“It was terrifying,” Sharon says. “One minute, we were talking about James, worrying about this fight he’d gotten in at school, and the next, Steve was in a completely different place — he was a completely different person. He actually threw me over his shoulder and tried to run out of the building with me.”
“It took nearly everyone to bring me back,” Rogers says. “Thor and Bruce kept me from leaving — and kept me from hurting anyone. And Natasha and Sharon managed to convince me that we were safe.
“When I snapped back to myself — when I realized what had happened, I knew I had to give it up. I couldn’t trust myself anymore. And I couldn’t put others at risk because I was too stubborn to know when to quit.”
When Keller examined Rogers three days after the incident at Avengers Tower, the alarm bells finally went off.

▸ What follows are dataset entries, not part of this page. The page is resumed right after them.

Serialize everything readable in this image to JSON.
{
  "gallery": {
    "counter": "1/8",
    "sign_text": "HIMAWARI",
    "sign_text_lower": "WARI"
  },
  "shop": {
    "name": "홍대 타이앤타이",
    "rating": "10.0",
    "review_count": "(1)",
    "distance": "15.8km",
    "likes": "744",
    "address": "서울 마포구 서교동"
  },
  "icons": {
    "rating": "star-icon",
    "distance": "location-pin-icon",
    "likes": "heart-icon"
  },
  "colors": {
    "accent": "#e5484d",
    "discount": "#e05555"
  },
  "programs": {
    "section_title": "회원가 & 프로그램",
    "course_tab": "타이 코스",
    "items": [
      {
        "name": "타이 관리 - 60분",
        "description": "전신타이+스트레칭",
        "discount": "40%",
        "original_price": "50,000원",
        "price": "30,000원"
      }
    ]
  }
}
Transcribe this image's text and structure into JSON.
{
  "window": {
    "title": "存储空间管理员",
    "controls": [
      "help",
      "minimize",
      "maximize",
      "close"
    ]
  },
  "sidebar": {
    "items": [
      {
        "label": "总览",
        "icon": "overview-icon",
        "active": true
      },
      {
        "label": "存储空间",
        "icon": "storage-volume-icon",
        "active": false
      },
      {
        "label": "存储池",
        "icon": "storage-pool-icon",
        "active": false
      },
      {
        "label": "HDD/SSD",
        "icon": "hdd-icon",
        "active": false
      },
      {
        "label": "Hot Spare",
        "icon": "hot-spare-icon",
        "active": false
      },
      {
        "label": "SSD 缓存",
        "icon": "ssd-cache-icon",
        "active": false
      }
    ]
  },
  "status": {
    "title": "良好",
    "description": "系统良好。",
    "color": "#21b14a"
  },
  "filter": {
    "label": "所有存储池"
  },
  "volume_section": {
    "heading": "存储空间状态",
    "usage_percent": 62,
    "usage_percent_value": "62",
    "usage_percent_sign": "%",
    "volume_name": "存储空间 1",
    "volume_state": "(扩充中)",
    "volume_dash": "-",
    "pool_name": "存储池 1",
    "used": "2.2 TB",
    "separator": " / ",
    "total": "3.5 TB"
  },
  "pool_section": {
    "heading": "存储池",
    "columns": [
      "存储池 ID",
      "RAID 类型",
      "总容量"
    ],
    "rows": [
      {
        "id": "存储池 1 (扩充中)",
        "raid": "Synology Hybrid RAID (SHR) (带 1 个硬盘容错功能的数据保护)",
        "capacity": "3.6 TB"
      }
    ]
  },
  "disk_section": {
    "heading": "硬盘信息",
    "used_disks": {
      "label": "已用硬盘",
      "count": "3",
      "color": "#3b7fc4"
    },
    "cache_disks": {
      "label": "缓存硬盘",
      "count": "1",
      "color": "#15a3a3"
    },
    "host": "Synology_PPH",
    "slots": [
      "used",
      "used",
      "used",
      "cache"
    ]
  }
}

But it was too little, too late.
“The damage had already been done,” Keller says. “The best we can do from here is manage the Captain’s condition and give him the best quality of life we can.”
Little is known about how widespread chronic brain damage is in superheroes. Many heroes, Keller says, die young, and those that live longer — like Thor and Bruce Banner — have such radically different physiologies, both from normal humans and each other, that it’s impossible to tell what effect their battles have had on their bodies.
“We theorize that Thor, with such a dramatically different lifespan, won’t begin to show symptoms of brain injury for decades — maybe even centuries. As for Banner, no one really knows. The Hulk doesn’t like to be studied.”
SHIELD Director Phil Coulson isn’t taking any chances. Rogers’ diagnosis has prompted a host of changes at the agency.
“The Avengers roster has dramatically expanded since the team was first formed,” Coulson says. “We have enough members now that we can rotate heroes every six weeks. No one superhero is in back-to-back battles. It gives them all a chance to rest and recover.”
SHIELD’s medical team evaluates every hero after every battle, looking not just for classic symptoms of concussion and brain injury but more subtle signs as well.
“Captain Rogers has gone over all his early symptoms with our medical team — everything he can remember about when he started getting sick — in order to help our doctors spot brain damage in our young heroes before it becomes too severe,” Coulson says. “Even now, Captain America is leading the way.”
For Rogers, the lack of research and concrete answers don’t matter. He has a simple warning for the heroes following the path he blazed.
“Know what you’re getting into,” he says. “Your strength, your speed, your youth — it won’t matter in the end. It’ll catch up to you eventually. You have to be willing to make that sacrifice, to lose not just your life but your wellbeing.”
If he could do it all over again, would Rogers still make that sacrifice? The answer comes quickly.
“Yes,” he says, without a beat of hesitation. “I was given a gift. I had to do everything I could with it. It was my duty.”
Rogers doesn’t know how much time he has left, but it’s not his approaching death that frightens him.
“Sure, I want to live long enough to see my kids grown and have children of their own,” Rogers says. “But what keeps me up at night is the idea that I could forget my family — that I could wake up one day and not recognize my wife. I don’t want to do that to her.”
Much later, when Sharon is walking me back to my car in the twilight and Rogers is busy playing with the dogs, she tells me that Rogers’ worst fear isn’t part of a distant, unknown future.
“He’s looked at me and not known who I am. He hasn’t just forgotten my name; he’s forgotten our life together,” she says quietly. “I don’t like to remind him of it. He’s having a good day.”
And no one knows how many good days Captain Rogers has left.